Maybe now I write because I feel more and more like a Stranger, like there is something wrong with my eyes. I thought everyone saw the glittering of snowflakes in the sun as tiny fairies flitting and darting around in a ritual dance. Maybe now I write because I never wrote for my own satisfaction as a youngster. If only I had the same amount of free time now as I did back then. I’d have a few New York Times bestsellers on the shelves by now.

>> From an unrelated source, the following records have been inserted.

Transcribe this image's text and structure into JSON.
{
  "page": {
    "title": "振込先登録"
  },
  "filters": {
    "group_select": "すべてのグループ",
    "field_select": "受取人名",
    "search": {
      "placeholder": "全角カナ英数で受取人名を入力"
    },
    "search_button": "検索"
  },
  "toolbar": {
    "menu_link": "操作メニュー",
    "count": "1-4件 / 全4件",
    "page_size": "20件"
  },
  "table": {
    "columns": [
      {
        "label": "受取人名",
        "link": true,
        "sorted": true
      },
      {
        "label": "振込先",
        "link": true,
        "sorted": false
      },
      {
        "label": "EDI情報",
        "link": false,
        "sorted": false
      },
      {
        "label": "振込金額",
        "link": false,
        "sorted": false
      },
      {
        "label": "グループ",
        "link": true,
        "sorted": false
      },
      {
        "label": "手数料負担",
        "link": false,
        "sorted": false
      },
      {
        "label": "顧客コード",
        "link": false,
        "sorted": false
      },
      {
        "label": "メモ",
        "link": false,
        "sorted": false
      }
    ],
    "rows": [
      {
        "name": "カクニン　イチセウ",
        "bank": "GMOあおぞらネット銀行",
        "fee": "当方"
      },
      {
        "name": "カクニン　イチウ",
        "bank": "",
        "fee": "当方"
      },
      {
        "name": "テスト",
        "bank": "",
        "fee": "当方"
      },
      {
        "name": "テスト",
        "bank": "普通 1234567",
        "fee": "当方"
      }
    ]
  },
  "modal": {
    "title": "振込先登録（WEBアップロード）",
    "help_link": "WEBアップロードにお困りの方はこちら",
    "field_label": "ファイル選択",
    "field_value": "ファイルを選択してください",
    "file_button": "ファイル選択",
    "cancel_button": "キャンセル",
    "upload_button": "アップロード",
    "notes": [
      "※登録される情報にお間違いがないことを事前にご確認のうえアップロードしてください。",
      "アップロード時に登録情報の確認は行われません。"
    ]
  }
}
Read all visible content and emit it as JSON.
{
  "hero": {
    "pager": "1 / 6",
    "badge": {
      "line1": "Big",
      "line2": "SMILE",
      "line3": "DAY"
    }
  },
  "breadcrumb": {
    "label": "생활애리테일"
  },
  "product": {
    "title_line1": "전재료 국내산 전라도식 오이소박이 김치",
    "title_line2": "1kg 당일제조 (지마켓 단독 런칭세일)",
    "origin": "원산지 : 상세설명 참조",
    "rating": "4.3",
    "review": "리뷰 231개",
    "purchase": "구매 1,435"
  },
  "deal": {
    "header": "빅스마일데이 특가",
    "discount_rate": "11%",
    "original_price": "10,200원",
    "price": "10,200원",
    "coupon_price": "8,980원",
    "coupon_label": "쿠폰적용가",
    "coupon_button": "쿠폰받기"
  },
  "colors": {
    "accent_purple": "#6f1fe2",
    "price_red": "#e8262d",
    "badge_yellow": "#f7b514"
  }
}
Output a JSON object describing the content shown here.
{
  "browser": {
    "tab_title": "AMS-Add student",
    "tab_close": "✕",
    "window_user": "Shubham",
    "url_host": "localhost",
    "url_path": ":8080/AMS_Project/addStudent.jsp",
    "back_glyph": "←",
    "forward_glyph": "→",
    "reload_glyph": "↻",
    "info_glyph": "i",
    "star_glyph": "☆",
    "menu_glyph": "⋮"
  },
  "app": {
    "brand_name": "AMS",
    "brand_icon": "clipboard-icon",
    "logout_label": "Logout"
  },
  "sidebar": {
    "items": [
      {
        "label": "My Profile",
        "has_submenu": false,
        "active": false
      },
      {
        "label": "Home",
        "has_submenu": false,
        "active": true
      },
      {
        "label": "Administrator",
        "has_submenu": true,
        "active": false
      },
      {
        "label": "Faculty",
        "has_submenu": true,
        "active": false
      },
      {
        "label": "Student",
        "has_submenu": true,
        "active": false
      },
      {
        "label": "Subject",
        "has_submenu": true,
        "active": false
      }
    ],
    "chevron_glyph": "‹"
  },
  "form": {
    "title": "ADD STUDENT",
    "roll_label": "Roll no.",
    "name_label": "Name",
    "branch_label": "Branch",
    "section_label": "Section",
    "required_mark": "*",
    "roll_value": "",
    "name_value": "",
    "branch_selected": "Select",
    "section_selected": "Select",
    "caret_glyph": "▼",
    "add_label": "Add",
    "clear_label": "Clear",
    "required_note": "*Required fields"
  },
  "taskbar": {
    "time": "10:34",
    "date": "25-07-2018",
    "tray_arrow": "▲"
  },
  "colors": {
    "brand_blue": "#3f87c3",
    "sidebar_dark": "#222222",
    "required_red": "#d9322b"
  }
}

I write to discover the world, to decrypt my emotions, to destroy my preconceived notions about life. These may sound like somewhat lofty aspirations, especially the first and last of the bunch. I think many writers, and many people that do not even consider themselves to be writers, can relate to that second item on the list. But, the act of writing is even more than these for me. I write because I want to see the future through the lens of the past, to challenge Muad’Dib in his prescient superiority. I write because I want to experience the torture of wearing an “A” on my chest without committing the acts that would make me deserve such a punishment. I write because I want to work in a pants factory or as a hot dog vendor and to take frightening Greyhound bus rides from New Orleans to Baton Rouge. I write because I can do anything, I can be anyone, and I can say anything with some paper and ink. I write because I’m selfish and want to experience these adventures alone. Or maybe I truly write because I’m vain and narcissistic and want everybody to pay attention to me. Maybe I want readers to think I am Paul Atreides, Hester Prynne, or Ignatius J. Reilly. With enough evidence, persuasion, and conviction, I probably could make someone think that I am the living manifestation of one of those characters. It all boils down to the need to manipulate others into thinking what I think, which is the aim of all writers, whether or not they like to admit it. It’s obvious if one invests some thought in the concept. Even the most noble cause’s goal is to persuade people to believe a certain idea. Writing is the core of that persuasion.
I won’t lie to you and tell you that I write because I need to. It’s not some strangely obsessive compulsion. I also won’t tell you that I don’t know why I do it. All the teachers who manipulated me with their praises taught me how to do the same with my writing. Now I write because I want to, even if I have to.
I will reward whoever reads this with a lovely .gif of Darth Vader doing the moonwalk: